§ **WORK ORDER**:
Return, from the data below, each line that contains the word "root".

======== ENTRIES PROVIDED

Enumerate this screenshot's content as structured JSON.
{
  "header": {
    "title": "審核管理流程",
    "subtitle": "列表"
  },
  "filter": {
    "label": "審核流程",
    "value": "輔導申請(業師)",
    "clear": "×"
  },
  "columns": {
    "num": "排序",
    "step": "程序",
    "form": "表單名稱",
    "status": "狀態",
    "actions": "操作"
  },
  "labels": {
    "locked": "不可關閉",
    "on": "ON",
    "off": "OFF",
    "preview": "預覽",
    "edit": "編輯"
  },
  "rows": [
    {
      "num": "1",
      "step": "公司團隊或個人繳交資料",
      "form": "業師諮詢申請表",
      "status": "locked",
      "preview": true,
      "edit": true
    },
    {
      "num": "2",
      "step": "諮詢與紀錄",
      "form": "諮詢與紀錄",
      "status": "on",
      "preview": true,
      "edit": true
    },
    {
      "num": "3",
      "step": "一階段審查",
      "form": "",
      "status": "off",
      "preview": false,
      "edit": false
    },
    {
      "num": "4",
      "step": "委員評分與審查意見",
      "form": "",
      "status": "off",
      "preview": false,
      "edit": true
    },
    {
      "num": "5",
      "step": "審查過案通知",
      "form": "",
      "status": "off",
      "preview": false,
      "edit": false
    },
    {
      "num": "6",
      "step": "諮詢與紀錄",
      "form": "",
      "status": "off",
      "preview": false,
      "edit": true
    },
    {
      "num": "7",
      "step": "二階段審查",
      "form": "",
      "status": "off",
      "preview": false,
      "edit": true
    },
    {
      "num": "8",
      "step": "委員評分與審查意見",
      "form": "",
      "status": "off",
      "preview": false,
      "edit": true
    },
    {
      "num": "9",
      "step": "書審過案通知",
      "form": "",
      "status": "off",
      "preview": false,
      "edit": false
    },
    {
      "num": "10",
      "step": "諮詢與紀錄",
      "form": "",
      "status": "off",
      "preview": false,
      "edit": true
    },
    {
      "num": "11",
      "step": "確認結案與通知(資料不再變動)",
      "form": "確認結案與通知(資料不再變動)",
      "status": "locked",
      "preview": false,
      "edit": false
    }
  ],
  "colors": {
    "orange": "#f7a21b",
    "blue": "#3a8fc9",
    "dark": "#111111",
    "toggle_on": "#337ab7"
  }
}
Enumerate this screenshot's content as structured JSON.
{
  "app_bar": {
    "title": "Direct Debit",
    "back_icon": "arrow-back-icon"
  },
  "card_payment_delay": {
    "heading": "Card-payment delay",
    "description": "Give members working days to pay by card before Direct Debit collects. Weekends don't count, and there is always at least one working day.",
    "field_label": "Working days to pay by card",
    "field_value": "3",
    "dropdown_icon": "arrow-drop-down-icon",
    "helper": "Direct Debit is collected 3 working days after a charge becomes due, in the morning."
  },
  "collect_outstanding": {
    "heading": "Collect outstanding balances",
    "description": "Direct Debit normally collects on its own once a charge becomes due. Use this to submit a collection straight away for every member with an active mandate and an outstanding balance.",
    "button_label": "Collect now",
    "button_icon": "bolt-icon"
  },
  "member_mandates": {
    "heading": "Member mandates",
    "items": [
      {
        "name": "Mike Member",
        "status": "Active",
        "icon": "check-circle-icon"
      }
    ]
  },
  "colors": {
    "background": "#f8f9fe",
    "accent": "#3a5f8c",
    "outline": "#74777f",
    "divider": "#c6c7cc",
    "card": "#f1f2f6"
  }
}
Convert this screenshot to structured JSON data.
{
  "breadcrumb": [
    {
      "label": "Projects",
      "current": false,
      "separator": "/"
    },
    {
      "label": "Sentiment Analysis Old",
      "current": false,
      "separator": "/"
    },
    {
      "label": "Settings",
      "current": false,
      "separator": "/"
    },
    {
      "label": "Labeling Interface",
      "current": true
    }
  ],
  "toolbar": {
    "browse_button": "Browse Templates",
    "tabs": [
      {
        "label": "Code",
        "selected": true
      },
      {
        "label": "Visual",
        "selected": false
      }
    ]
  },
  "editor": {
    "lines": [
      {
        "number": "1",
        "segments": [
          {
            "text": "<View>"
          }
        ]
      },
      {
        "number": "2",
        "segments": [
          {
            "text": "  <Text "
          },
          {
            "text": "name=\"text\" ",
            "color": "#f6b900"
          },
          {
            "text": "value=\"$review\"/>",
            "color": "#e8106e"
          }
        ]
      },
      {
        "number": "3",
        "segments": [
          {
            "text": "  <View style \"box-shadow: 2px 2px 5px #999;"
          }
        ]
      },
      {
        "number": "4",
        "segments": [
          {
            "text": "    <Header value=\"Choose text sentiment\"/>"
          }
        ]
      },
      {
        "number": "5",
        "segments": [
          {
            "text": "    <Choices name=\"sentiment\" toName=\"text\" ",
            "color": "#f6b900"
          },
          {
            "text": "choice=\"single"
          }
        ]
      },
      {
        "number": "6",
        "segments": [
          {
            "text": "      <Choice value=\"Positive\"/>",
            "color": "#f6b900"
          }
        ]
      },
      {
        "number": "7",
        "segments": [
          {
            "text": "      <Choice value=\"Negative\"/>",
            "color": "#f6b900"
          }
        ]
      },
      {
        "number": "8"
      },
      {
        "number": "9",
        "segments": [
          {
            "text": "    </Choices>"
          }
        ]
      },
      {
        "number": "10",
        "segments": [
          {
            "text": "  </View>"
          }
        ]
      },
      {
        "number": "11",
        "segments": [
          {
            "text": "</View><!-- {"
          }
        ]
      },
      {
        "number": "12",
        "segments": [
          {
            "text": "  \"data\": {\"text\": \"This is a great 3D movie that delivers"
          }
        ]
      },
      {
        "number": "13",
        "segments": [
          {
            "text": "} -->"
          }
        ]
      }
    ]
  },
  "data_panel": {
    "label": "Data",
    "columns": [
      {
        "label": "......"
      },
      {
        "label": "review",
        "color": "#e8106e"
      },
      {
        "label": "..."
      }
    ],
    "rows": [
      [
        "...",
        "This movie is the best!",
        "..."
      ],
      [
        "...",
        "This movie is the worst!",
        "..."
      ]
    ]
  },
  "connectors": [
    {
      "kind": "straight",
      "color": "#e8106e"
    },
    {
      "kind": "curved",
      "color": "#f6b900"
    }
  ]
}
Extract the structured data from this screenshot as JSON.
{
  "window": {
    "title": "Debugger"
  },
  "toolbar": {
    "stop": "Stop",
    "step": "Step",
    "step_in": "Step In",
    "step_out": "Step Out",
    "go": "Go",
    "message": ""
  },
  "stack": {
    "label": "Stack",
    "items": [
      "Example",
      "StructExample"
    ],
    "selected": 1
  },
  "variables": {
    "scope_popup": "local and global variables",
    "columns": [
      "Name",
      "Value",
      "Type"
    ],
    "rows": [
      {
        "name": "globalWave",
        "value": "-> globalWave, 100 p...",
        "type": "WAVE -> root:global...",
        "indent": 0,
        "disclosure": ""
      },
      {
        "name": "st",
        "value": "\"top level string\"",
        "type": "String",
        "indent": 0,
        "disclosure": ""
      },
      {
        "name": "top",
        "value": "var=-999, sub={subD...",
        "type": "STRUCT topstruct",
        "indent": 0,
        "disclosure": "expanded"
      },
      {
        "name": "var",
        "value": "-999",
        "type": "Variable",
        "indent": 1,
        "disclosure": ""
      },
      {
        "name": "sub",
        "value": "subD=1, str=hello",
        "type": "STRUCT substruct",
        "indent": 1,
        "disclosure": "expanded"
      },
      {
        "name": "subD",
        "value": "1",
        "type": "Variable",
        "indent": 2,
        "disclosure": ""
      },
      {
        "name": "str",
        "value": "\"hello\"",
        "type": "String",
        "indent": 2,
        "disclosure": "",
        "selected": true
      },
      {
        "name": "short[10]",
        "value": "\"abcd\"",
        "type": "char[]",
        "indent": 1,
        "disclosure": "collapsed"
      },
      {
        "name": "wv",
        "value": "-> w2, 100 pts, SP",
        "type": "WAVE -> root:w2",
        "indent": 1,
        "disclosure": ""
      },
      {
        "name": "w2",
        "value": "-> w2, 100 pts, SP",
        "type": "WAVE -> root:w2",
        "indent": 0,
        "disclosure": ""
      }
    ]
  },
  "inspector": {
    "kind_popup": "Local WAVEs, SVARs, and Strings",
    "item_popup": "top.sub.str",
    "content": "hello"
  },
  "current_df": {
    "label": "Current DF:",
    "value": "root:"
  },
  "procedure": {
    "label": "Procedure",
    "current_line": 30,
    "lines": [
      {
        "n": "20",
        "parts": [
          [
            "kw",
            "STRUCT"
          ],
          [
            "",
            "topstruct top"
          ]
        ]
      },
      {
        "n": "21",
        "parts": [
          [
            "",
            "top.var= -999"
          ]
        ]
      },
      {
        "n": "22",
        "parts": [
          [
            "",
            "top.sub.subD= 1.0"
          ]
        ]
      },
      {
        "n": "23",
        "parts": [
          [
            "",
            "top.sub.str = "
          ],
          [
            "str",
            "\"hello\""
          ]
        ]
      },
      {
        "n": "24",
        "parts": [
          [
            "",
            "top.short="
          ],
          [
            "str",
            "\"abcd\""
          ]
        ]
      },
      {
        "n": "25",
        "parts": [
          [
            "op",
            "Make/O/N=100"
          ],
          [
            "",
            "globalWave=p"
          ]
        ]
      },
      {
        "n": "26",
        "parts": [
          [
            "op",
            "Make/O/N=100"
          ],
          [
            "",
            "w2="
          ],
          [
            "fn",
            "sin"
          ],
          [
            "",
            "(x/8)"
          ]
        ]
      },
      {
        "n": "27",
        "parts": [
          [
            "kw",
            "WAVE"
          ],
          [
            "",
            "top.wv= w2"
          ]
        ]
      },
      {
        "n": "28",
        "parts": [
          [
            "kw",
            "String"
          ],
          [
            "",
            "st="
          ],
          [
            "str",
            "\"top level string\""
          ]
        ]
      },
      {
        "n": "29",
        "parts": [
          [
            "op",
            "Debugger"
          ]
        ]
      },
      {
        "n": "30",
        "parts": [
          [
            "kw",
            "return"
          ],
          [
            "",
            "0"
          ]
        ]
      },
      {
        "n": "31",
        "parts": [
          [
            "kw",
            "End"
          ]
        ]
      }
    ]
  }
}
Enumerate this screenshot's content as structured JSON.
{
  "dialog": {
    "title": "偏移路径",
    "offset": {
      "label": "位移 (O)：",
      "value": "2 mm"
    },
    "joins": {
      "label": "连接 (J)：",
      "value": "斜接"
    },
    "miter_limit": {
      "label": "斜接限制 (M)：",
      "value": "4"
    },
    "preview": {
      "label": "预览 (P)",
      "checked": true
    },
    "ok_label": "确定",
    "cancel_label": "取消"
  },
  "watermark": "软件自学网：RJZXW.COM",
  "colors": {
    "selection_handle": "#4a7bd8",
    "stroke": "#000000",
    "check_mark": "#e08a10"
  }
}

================

§ **SOLUTION FOR THIS PROBLEM**:
        "type": "WAVE -> root:global...",
        "type": "WAVE -> root:w2",
        "type": "WAVE -> root:w2",
    "value": "root:"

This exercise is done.